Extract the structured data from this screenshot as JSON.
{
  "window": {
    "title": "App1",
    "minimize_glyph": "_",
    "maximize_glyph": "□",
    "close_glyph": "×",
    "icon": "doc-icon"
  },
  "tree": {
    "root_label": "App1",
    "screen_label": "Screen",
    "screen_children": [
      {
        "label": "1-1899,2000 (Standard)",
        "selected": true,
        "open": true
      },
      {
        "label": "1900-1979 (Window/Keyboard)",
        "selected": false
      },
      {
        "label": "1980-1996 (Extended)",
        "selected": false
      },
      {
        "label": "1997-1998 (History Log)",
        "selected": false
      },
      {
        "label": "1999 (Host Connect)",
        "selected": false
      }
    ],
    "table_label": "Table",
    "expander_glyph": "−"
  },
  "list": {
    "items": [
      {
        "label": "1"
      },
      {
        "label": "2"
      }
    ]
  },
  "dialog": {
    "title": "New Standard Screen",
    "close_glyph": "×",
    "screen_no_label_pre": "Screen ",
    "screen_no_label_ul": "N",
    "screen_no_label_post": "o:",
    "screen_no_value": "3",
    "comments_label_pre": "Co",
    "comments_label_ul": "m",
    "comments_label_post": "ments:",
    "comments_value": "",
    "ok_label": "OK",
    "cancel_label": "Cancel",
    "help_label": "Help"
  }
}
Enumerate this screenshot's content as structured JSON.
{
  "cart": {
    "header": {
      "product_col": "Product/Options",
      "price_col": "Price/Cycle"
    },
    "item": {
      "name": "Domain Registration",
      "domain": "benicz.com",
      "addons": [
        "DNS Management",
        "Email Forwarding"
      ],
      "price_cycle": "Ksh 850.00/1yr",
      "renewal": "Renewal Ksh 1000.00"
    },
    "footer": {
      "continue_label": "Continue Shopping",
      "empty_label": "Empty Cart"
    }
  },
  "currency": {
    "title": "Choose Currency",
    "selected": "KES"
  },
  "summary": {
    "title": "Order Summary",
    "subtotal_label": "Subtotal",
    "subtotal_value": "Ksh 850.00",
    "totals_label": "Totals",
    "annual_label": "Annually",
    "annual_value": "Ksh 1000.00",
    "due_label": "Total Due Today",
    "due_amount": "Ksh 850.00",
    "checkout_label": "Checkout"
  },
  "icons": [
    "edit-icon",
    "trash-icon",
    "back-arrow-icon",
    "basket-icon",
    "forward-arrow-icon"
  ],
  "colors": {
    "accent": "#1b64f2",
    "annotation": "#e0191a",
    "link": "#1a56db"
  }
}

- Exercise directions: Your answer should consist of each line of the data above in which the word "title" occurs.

- Reply to the exercise:
    "title": "App1",
    "title": "New Standard Screen",
    "title": "Choose Currency",
    "title": "Order Summary",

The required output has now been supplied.